'If a resort isn’t your thing there are lots of other options from backpackers to luxury stays, apartment-style and self-catering options and everything in between.'
Another good thing to do is hire a car. There really isn't any public transport (there is a taxi) but you will be able to explore the island in full with a car. Just don't do what I did and drive with the handbrake on. It wasn't until I could smell burning rubber that I realised. The car was okay, thank goodness.
The roads are paved in Niue and a drive around the island with stops along the way is a great way to spend an afternoon. Just beware the potholes, which are many and varied and in some areas it is more like navigating an obstacle course than a road.
Because Niue is a raised coral atoll, it is like few other islands in the Pacific. It has a stunning geography made up of rugged and rocky terrain, with hidden caves and coves around every corner. And it is one of the few places in the world where you can swim with whales in the amazingly clear water. If you like snorkelling, swimming, diving, walking and exploring then Niue is great to visit. Some of our highlights were:
- The Limu Pools. This place is beautiful and even though the tides were a bit rough during our stay we managed to get some snorkelling in.
- Avatele Beach. Check out the Washaway Café while you are there. It is only open on Sundays and works on an honesty system: you write down what you have taken and pay at the end. It's a great spot for a beer or a wine and a dip at the beach.
- Matapa Chasm. This is another great spot for swimming and it is stunningly beautiful.
- Palaha Cave has amazing colours and stalactites and stalagmites. There is a rope to hang on to and we found it easier to explore barefooted.
- Togo Chasm is a must-do walk and the landscape is quite surreal. It is a more challenging walk with a near-vertical ladder climb at the end but it is worth it. Wear sensible walking shoes for this one.
'Washaway Café is only open on Sundays and works on an honesty system: you write down what you have taken and pay at the end. It’s a great spot.'
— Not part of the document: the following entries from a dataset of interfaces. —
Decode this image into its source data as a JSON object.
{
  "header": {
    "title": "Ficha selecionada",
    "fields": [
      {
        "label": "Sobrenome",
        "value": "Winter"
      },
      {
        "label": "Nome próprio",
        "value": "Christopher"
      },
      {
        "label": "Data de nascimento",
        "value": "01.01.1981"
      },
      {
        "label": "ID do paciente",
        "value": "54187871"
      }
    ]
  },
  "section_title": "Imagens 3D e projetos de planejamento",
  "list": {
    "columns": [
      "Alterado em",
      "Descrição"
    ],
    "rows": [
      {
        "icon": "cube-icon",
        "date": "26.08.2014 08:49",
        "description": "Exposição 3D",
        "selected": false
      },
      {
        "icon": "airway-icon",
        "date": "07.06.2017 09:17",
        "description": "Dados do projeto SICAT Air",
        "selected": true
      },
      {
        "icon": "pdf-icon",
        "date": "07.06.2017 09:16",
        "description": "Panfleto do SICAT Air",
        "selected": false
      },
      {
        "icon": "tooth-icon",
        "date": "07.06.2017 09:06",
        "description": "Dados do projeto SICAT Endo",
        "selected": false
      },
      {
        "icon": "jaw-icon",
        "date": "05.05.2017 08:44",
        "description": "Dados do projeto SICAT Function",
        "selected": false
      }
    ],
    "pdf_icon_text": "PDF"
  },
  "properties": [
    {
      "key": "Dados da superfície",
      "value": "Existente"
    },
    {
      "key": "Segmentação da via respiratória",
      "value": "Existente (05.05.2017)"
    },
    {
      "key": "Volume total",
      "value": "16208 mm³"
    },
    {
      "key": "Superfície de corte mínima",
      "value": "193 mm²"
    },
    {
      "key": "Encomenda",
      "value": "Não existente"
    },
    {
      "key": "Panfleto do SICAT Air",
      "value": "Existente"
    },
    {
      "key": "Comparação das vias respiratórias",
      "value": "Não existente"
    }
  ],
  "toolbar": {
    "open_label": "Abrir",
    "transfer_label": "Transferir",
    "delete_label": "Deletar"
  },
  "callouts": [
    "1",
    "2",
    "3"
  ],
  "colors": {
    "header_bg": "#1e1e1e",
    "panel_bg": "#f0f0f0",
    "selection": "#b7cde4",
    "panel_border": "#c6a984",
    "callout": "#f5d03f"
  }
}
There are lots of places to eat on the Island too. We checked out the restaurant at Scenic Matavai, The Crazy Uga for coffee and also Washaway Café, Hio Café, Falala Fa Café & Bar, and Gill’s Indian. We stocked up on supplies from Swanson Supermarket which has pretty much everything you would need and is located in the main township. And speaking of shopping, the currency in Niue is the New Zealand dollar and there is a Kiwibank branch but no ATMs. A number of places take credit cards and EFTPOS but remember to take plenty of cash with you. English is widely spoken and you won’t have a hard time being understood. The Niuean people are also genuinely friendly and there are about 1,500 residents on the island, of whom about 800 were there when we visited during the quiet season.
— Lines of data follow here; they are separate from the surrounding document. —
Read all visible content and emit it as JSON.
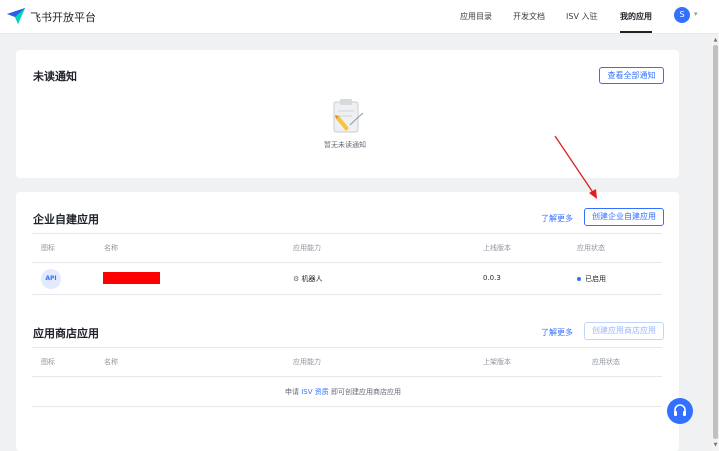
{
  "header": {
    "brand": "飞书开放平台",
    "nav": [
      "应用目录",
      "开发文档",
      "ISV 入驻",
      "我的应用"
    ],
    "active_nav": "我的应用",
    "avatar_letter": "S"
  },
  "notifications": {
    "title": "未读通知",
    "view_all_button": "查看全部通知",
    "empty_text": "暂无未读通知"
  },
  "enterprise_apps": {
    "title": "企业自建应用",
    "learn_more": "了解更多",
    "create_button": "创建企业自建应用",
    "columns": [
      "图标",
      "名称",
      "应用能力",
      "上线版本",
      "应用状态"
    ],
    "rows": [
      {
        "icon": "API",
        "capability": "机器人",
        "version": "0.0.3",
        "status": "已启用"
      }
    ]
  },
  "store_apps": {
    "title": "应用商店应用",
    "learn_more": "了解更多",
    "create_button": "创建应用商店应用",
    "columns": [
      "图标",
      "名称",
      "应用能力",
      "上架版本",
      "应用状态"
    ],
    "empty_prefix": "申请",
    "empty_link": "ISV 资质",
    "empty_suffix": "即可创建应用商店应用"
  },
  "colors": {
    "accent": "#3370ff",
    "annotation_arrow": "#e02020",
    "redaction": "#ff0000"
  }
}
As I have mentioned there is no shortage of activities to do in Niue, with the natural scenery being the biggest attraction of all. You can play golf and minigolf, go bowling, go on a tour, snorkel, dive, swim, go fishing, go caving, biking or just relax. We really enjoyed the snorkelling and just exploring the island, seeing little skinks with their blue tails, and geckos and chickens – so, so many chickens – plovers, terns, and I think I spotted some red-tailed tropicbirds which I got excited about. Also crabs: big crabs climbing trees (!) right down to little crabs in shells. Lots and lots of crabs. And fish in a huge variety of colours, and some sea snakes.
Driving around the island, negotiating the potholes, exploring the sea tracks and walking along the reefs, getting the car down tiny tracks and roads and then relaxing with a cocktail at the end of the day where we caught up with the travel stories of other visitors to the islands, made for a great ten days. Would I go back? Yes, I would. And whale season would be an absolute bucket list experience.